- **Work instructions**: Going through the data below, please show each line containing the string "پاسخ".

- **Source data**:
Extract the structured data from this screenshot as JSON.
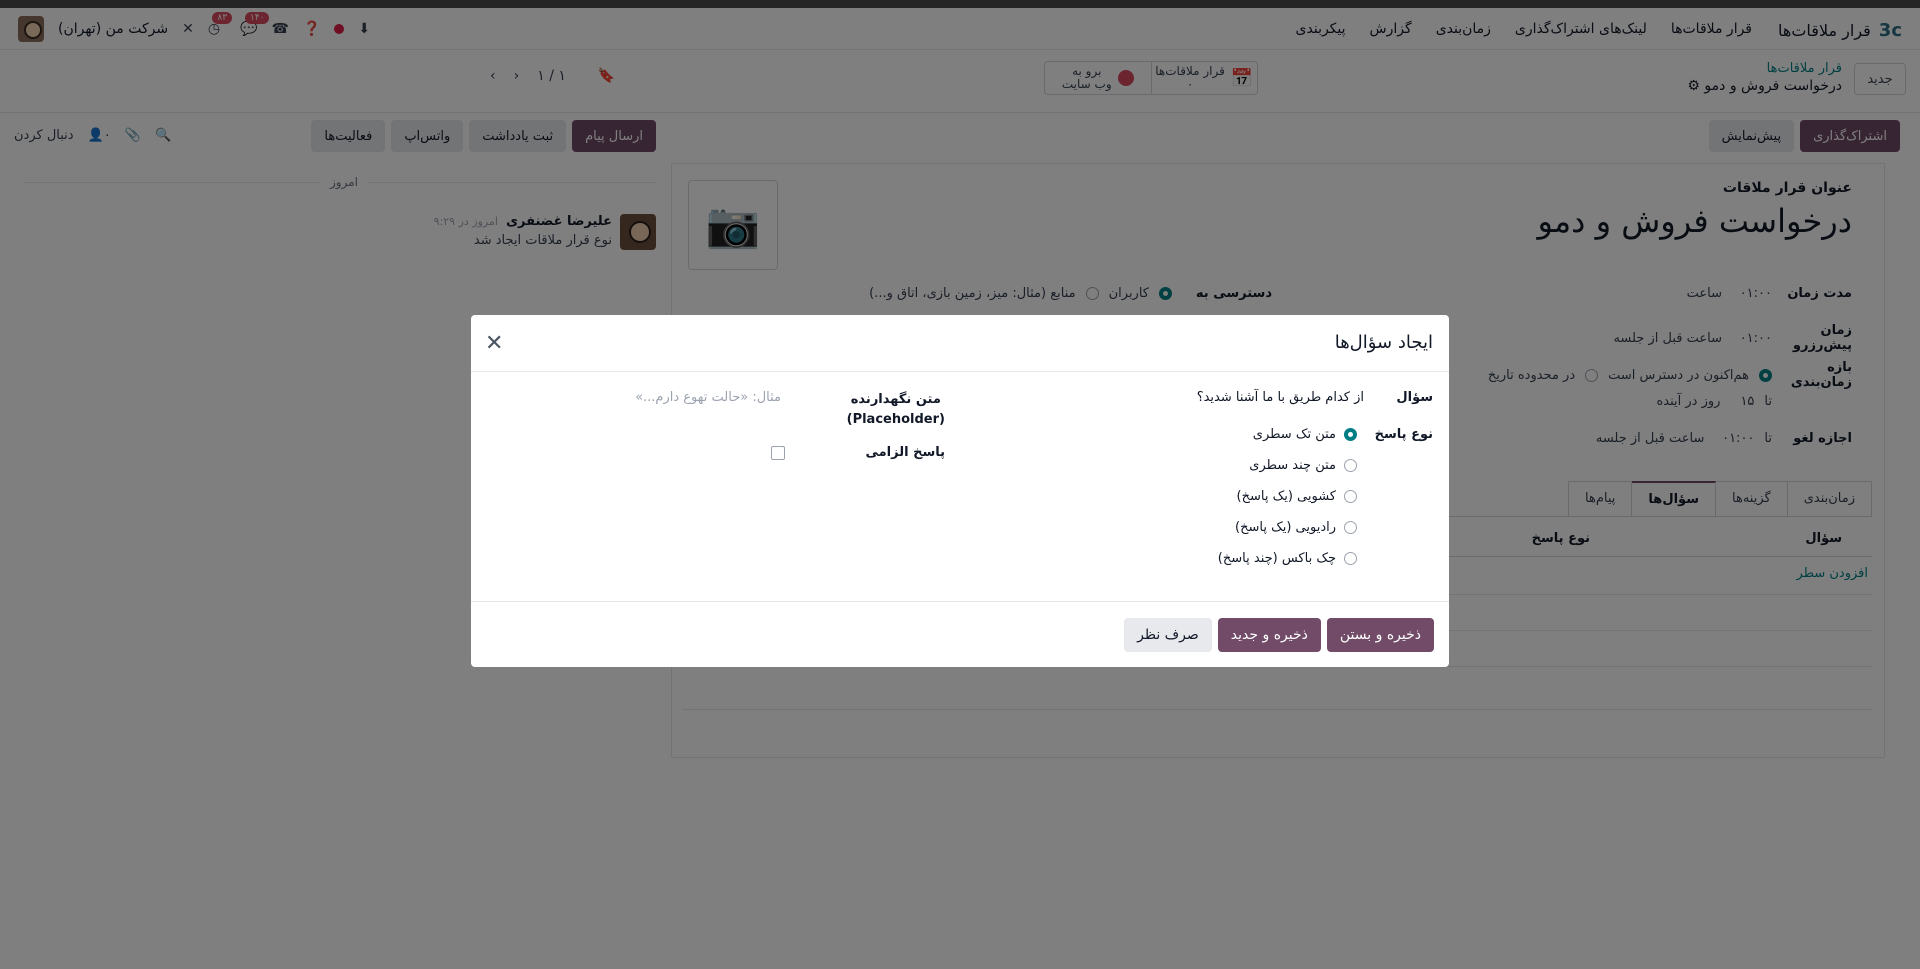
{
  "app": {
    "name": "قرار ملاقات‌ها",
    "logo_text": "3c"
  },
  "menu": [
    "قرار ملاقات‌ها",
    "لینک‌های اشتراک‌گذاری",
    "زمان‌بندی",
    "گزارش",
    "پیکربندی"
  ],
  "navbar": {
    "company": "شرکت من (تهران)",
    "activity_count": "۸۳",
    "message_count": "۱۴۰"
  },
  "breadcrumb": {
    "parent": "قرار ملاقات‌ها",
    "current": "درخواست فروش و دمو"
  },
  "control": {
    "new_label": "جدید",
    "stat_appointments_label": "قرار ملاقات‌ها",
    "stat_appointments_value": "۰",
    "stat_website_label": "برو به",
    "stat_website_sub": "وب سایت",
    "pager_value": "۱ / ۱"
  },
  "chatter": {
    "send_message": "ارسال پیام",
    "log_note": "ثبت یادداشت",
    "whatsapp": "واتس‌اپ",
    "activities": "فعالیت‌ها",
    "follow": "دنبال کردن",
    "followers_count": "۰",
    "today": "امروز",
    "message": {
      "author": "علیرضا غضنفری",
      "time": "امروز در ۹:۲۹",
      "body": "نوع قرار ملاقات ایجاد شد"
    }
  },
  "form_actions": {
    "share": "اشتراک‌گذاری",
    "preview": "پیش‌نمایش"
  },
  "form": {
    "title_label": "عنوان قرار ملاقات",
    "title": "درخواست فروش و دمو",
    "duration_label": "مدت زمان",
    "duration_value": "۰۱:۰۰",
    "duration_unit": "ساعت",
    "booking_label": "زمان پیش‌رزرو",
    "booking_value": "۰۱:۰۰",
    "booking_unit": "ساعت قبل از جلسه",
    "schedule_label": "بازه زمان‌بندی",
    "schedule_opt1": "هم‌اکنون در دسترس است",
    "schedule_opt2": "در محدوده تاریخ",
    "until_label": "تا",
    "until_value": "۱۵",
    "until_unit": "روز در آینده",
    "cancel_label": "اجازه لغو",
    "cancel_value": "۰۱:۰۰",
    "cancel_unit": "ساعت قبل از جلسه",
    "access_label": "دسترسی به",
    "access_opt1": "کاربران",
    "access_opt2": "منابع (مثال: میز، زمین بازی، اتاق و...)"
  },
  "tabs": [
    "زمان‌بندی",
    "گزینه‌ها",
    "سؤال‌ها",
    "پیام‌ها"
  ],
  "active_tab": "سؤال‌ها",
  "questions_table": {
    "col_question": "سؤال",
    "col_type": "نوع پاسخ",
    "add_line": "افزودن سطر"
  },
  "modal": {
    "title": "ایجاد سؤال‌ها",
    "question_label": "سؤال",
    "question_value": "از کدام طریق با ما آشنا شدید؟",
    "answer_type_label": "نوع پاسخ",
    "answer_types": [
      "متن تک سطری",
      "متن چند سطری",
      "کشویی (یک پاسخ)",
      "رادیویی (یک پاسخ)",
      "چک باکس (چند پاسخ)"
    ],
    "selected_answer_type": "متن تک سطری",
    "placeholder_label": "متن نگهدارنده",
    "placeholder_label_en": "(Placeholder)",
    "placeholder_value": "مثال: «حالت تهوع دارم...»",
    "required_label": "پاسخ الزامی",
    "required": false,
    "save_close": "ذخیره و بستن",
    "save_new": "ذخیره و جدید",
    "discard": "صرف نظر"
  },
  "colors": {
    "primary": "#714b67",
    "accent": "#017e84",
    "badge": "#d9485f"
  }
}
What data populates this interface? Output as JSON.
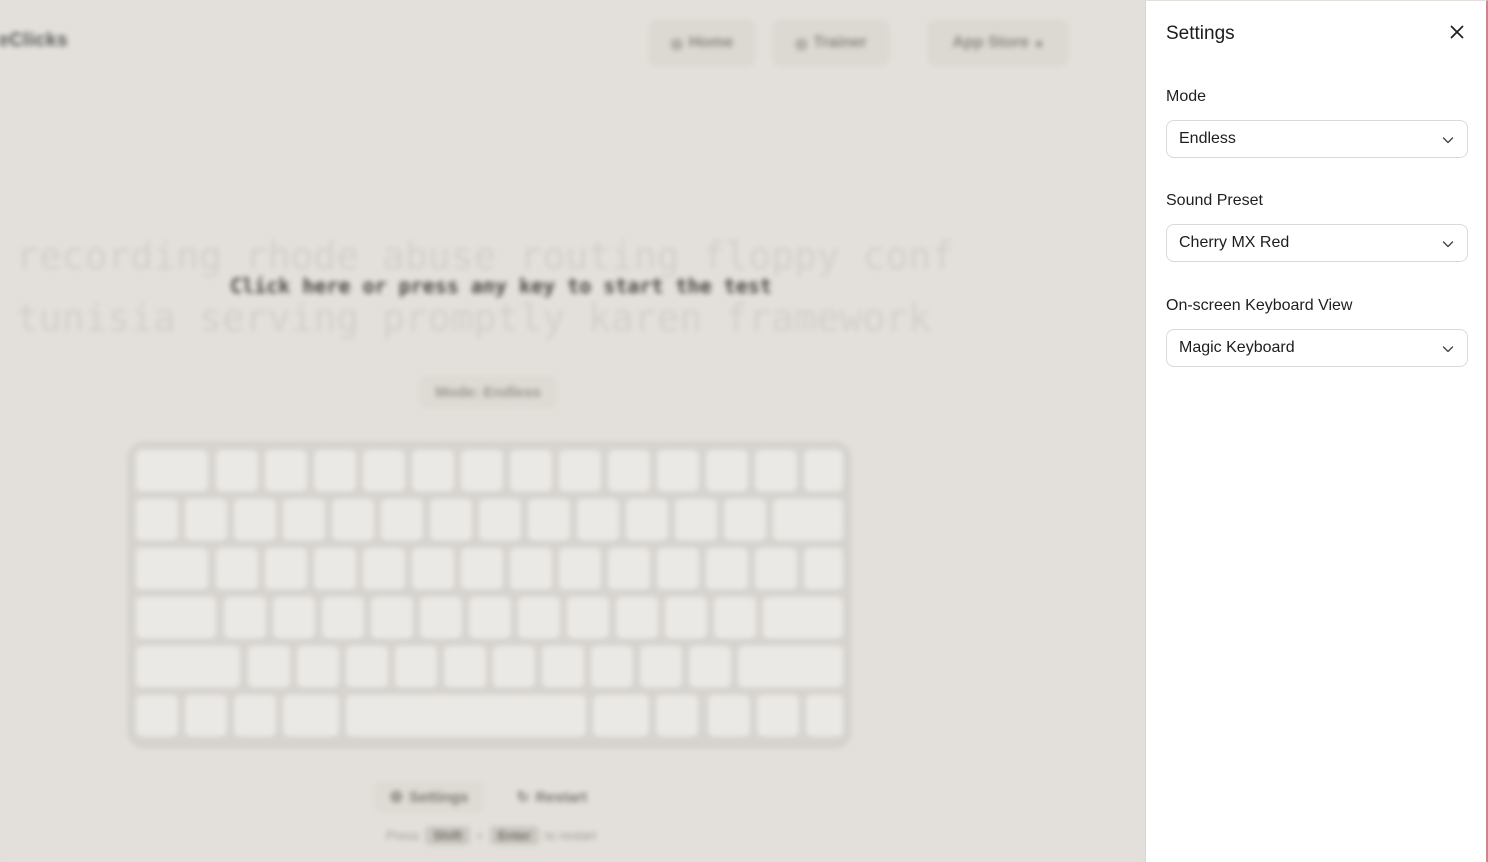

- **Response area**:
    "col_type": "نوع پاسخ",
    "answer_type_label": "نوع پاسخ",
      "کشویی (یک پاسخ)",
      "رادیویی (یک پاسخ)",
      "چک باکس (چند پاسخ)"
    "required_label": "پاسخ الزامی",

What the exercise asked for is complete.